LORAIN – The Lorain Planning Commission has joined the growing list of opponents to bringing a limestone grinding plant to town.
|CHUCK HUMEL / CHRONICLE
|Councilman Dave Wargo brought in a 40-pound bag of granular limestone, saying the EPA would allow almost 6,000 times this bag in yearly emissions.|
The three-member board unanimously voted not to recommend to City Council plans to rezone 15 acres of land at the Riverbend Commerce Park, formerly known as the Colorado Avenue Industrial Park, from light industrial to heavy industrial so the plant could move there.
The plans now go to Council, which could agree with that recommendation, thereby killing the issue, or it can ask that the issue go to a public hearing. Council`s next meeting is scheduled for Dec. 17.
Planning Commission member Rose Balogh said the plant wouldn`t be good for the city.
“They`re not bringing in anything good, and they`ll actually be costing the city by deteriorating the roads,” she said. “They`ll probably bring their own people in to work there, and they`ll bring in those hazardous materials.
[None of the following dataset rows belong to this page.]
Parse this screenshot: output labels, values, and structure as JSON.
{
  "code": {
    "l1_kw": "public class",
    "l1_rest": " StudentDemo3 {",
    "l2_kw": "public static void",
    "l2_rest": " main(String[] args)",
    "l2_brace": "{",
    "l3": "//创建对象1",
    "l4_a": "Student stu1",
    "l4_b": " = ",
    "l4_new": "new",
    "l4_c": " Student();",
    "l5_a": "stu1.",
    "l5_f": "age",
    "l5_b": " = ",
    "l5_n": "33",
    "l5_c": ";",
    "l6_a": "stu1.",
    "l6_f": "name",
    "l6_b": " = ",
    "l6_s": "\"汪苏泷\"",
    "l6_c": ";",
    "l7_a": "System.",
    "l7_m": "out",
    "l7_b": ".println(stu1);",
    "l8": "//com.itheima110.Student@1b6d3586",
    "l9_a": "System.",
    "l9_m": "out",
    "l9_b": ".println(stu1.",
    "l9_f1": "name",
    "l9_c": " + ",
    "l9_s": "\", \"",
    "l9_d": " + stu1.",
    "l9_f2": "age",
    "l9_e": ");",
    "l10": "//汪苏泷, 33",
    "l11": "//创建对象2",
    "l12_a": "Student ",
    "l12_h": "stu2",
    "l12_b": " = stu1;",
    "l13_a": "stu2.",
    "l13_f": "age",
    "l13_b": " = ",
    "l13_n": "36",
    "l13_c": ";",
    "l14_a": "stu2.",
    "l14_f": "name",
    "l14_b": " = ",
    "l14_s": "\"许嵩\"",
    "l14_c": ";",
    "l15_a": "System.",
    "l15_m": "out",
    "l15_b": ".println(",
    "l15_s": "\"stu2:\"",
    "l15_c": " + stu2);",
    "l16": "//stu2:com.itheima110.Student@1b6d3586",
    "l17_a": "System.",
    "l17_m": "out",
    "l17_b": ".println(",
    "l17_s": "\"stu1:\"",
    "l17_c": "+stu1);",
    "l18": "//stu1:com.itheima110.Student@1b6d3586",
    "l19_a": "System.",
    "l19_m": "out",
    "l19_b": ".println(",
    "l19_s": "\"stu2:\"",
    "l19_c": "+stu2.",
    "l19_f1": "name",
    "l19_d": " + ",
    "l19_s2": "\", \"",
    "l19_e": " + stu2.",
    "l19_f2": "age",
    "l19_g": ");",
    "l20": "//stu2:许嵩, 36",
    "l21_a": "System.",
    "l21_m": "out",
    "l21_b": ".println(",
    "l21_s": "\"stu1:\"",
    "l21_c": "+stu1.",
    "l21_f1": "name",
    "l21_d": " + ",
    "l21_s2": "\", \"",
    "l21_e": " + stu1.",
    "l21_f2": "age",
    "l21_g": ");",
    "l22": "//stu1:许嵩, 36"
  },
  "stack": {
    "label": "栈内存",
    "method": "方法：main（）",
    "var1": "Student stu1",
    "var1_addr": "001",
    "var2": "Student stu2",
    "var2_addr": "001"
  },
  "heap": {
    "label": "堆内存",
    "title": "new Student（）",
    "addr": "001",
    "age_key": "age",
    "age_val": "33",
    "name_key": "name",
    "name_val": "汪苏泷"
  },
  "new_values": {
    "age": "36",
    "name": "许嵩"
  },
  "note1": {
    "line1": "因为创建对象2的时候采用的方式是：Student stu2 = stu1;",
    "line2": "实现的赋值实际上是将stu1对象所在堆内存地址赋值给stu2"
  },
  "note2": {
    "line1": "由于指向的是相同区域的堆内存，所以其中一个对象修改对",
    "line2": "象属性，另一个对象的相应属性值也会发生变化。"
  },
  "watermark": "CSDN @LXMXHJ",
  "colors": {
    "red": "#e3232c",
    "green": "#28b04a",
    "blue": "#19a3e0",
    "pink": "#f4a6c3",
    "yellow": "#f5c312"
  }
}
We don`t need it.”
East-side residents have been voicing their concerns about the plant to Council over the past several months, raising fears that limestone dust would pollute the air and dirty cars and houses, and that truck traffic to and from the plant will ruin roads.
Councilman Dave Wargo, D-1st Ward, represents the area where the plant will go and said his constituents don`t want it there. He said the number of jobs projected, 12 to 20, is not sufficient for the price the city will pay.
“It`s going to be devastating over there,” Wargo said. “It`s not going to attract any businesses.”
Lorain cannot afford to be a heavy industrial city again and needs to attract different industries that will sustain the city`s future, he said.
“Folks are waking up to the fact that they`re all just using us,” he said. “It`s all about the money, folks. These factories want to come here because it`s cheaper. I understand it as a businessman, but as a resident, we don`t need that.”
Cleveland-based Oglebay Norton, which wants to build the plant here, hopes to lease land from Riverview Realty Management Co., which has an option to buy the land from the city. The city would generate more than $1 million from the sale of the land, according to Sandy Prudoff, director of the city`s Community Development Department.
Prudoff said that money would be helpful because the city has taken on $6 million in debt to develop the Riverbend Industrial Park, which was designed to hold 30 companies. The park currently contains only Camaco Lorain Manufacturing, Horizon Day Care Center and a distribution center for the post office.